**Records for the exercise**
***
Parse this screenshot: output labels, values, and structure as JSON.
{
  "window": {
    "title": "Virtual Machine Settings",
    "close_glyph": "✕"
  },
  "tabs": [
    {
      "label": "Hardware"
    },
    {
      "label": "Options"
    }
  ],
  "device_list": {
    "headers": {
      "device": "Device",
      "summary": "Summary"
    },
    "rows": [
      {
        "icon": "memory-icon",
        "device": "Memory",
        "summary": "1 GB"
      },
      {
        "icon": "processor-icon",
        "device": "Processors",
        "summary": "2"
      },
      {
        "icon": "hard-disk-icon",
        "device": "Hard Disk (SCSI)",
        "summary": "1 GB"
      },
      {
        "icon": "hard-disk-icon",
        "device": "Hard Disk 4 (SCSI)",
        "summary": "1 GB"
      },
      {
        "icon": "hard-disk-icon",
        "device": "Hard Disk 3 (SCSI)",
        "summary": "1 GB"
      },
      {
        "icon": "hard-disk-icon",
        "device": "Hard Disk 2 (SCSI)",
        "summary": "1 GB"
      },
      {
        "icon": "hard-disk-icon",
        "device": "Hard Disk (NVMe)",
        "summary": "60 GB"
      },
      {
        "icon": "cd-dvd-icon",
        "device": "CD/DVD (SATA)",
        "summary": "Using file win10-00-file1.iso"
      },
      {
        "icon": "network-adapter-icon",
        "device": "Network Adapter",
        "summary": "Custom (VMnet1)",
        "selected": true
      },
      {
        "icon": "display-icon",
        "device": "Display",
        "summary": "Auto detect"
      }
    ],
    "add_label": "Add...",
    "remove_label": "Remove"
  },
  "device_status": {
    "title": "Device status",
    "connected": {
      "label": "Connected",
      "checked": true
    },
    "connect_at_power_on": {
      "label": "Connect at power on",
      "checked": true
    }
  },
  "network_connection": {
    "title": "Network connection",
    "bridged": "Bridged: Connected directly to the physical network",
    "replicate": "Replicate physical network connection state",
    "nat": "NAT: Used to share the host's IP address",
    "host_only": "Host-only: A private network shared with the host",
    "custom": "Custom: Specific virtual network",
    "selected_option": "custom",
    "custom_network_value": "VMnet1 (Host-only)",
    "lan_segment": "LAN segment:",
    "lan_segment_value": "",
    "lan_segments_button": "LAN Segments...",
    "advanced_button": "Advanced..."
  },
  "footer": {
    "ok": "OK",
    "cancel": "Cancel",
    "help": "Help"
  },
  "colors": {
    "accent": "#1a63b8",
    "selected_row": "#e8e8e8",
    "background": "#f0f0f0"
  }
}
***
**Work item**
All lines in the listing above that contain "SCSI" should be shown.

**Output below**
        "device": "Hard Disk (SCSI)",
        "device": "Hard Disk 4 (SCSI)",
        "device": "Hard Disk 3 (SCSI)",
        "device": "Hard Disk 2 (SCSI)",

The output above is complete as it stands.